Council Adopts New Floodplain Code, Flood Insurance Study, and Flood Insurance Rate Maps

The City of Burien participates in the National Flood Insurance Program (NFIP) in regulating floodplains. As a member of NFIP, the City is able to pass along insurance savings to those Burien households located within floodplains or Special Flood Hazard Areas (SFHA).

The Federal Emergency Management Agency (FEMA) and Washington State Department of Ecology (DOE) identified floodplain code amendments that are required to be updated by the community and formally adopted by August 19, 2020.

FEMA also revised the King County Flood Insurance Study and revised the Flood Insurance Rate Maps (FIRMs). FEMA updated the maps to reflect the most recent flood studies based on new topography and modeling. The new set of maps more accurately depicts floodplain and floodway boundaries and associated information in many areas throughout King County. The Burien City Council approved the code amendments and adopted the revised Flood Insurance Study and revised Flood Insurance Rate Maps for the city of Burien.

The study revealed that of the 359 properties that lived in a flood-prone area, only 65 property owners held flood insurance policies.

Information for Property Owners

If your property is in the floodplain, reach out to your mortgage lender or insurance provider to review your flood protection insurance. 

The City’s Floodplain Administrator, Chad Tibbits, is available for technical assistance at (206) 812-7575 or chadt@burienwa.gov.

People seated around table working on budget documents.

Council Adopts Changes to 2019-2020 Biennial Budget

Council adopted an adjusted 2020 budget to account for the acceptance of a grant award, Council-directed actions, and technical adjustments.
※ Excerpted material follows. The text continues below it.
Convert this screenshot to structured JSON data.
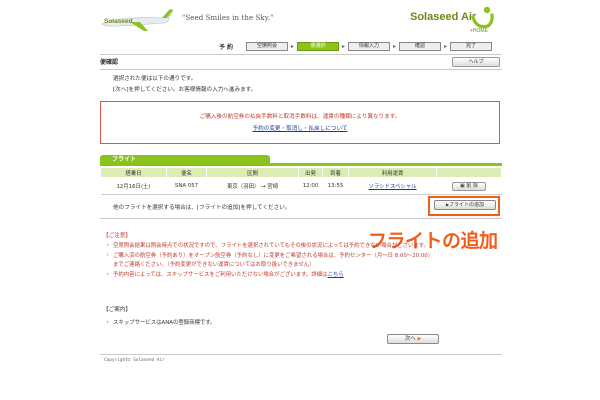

These adjustments reflect additional revenues ($30,000) and expenditures ($155,087) for the entire year. Specifically:

  • $30,000 for a grant from the King County Councilmember McDermott’s fund for a Severe Weather Shelter.
  • $200,000 for support for most vulnerable residents affected by COVID-19 pandemic.
  • $25,000 for maintenance of the Burien Annex.
  • $99,913 technical adjustment to the King County Sheriff’s Office contract. This change is due to revised budget projections and does not impact the level of police services delivered.

Close up of police car.

Council Creates a Public Safety Study Task Force

Council had the first of two scheduled discussions on the creation of a task force to address public safety, specifically with how it intersects with police serves. City Attorney Garmon Newsom II detailed statistics on police violence and how it disproportionately affects communities of color. After a lengthy conversation, council voted to gather comments from council on the elements of the ordinance to discuss at an upcoming meeting.

Arts, Parks, and Recreation Work Plans Approved

Council approved through the consent agenda the work plans for the Arts Commission and Parks and Recreation Advisory Board as well as the art selections for the second round of signal box art installations.

Want to hear what’s on the agenda for future council meetings?

You can view the Planning Calendar at the end of each council agenda. This is a living document and is adjusted based on council priorities and speaker availability.